  • Robert Louis Stevenson State Park - Located 7 miles north of Calistoga on winding Hwy 29 this rugged, mountainous state park is where the famous author and poet spent his honeymoon. Trails lead through cool evergreen forests and hot chaparral-covered slopes. A trail leads to the top of volcanic Mt. St. Helena, which has views that can go all the way to Mt. Shasta.
  • Bothe-Napa Valley State Park - located 4 miles south of Calistoga on Hwy 128, this state park is a good place to go to cool off. It has a swimming pool and trails through shady forests. The park covers 1800 acres, with elevations ranging from 300 to 2000 feet. In the cooler valleys are stands of redwoods, the inland-most coast redwoods in California. The park has over 10 miles of trails for hiking and horseback riding. (See here for trail descriptions.) It has picnic areas and a campground. 
  • Bale Grist Mill State Historic Park - Located just south of Bothe-Napa Valley State Park, this historic site features a working water-powered grist mill. The mill is powered by a 36-foot high wooden waterwheel. Water is carried from nearby Mill Creek on a flume to the top of the waterwheel.
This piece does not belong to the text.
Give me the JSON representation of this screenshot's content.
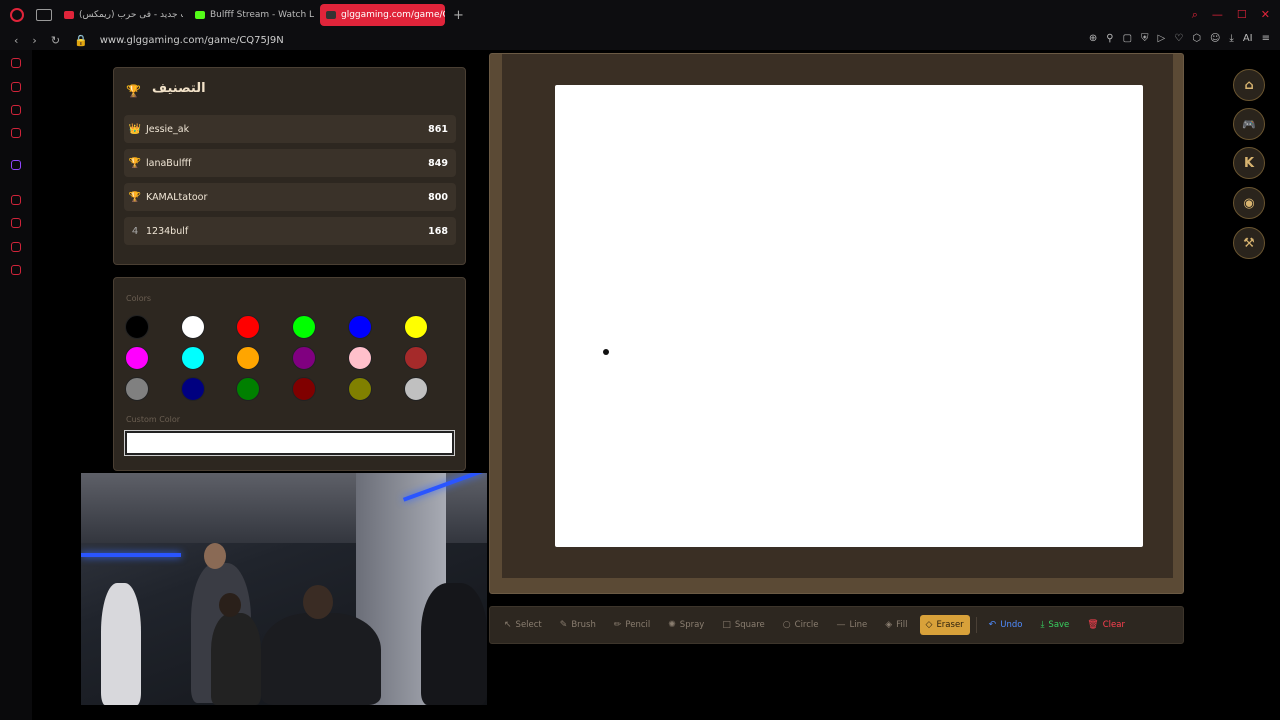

Inside the mill building are huge grinding stones used to grind grain into flour.

Pictures of Sonoma and Napa County Attractions

Pictures from South Sonoma County and the Sonoma Valley:

Petaluma Adobe (4/93) Train and lakes at Traintown Sonoma (8/89) Little town at Traintown Sonoma (8/89)

House of Happy Walls, Jack London State Park (4/93) Wolf House, Jack London SP (4/93)

Pictures of the Russian River Area:

Duncans Mills Station (8/90) Beach at Casini Ranch campground (8/90) Veterans Memorial Beach, Healdsburg (7/92)

Pictures of Lake Sonoma:

Walkway to Warm Springs Dam Hatchery (8/95) Warm Springs Dam Hatchery and Visitors Center building Giant salmon model in visitors center View of Lake Sonoma from overlook

Pictures of the California Welcome Center, Rhonert Park:

Wine & Visitors Center (now the California Welcome Center) (8/95) Deck and pond behind the  center Display on winemaking in center

Pictures from the Calistoga Area:

The Giant Tree at the Petrified Forest Another huge petrified giant redwood The Old Faithful Geyser of California in Calistoga The Bale Grist Mill, near St. Helena 


Bay Area Backroads Stories and Videos on Santa Rosa and Vicinity:

Regional Information:

Other Travel and Recreation Links:

Created 5/23/2001 by Ronald Horii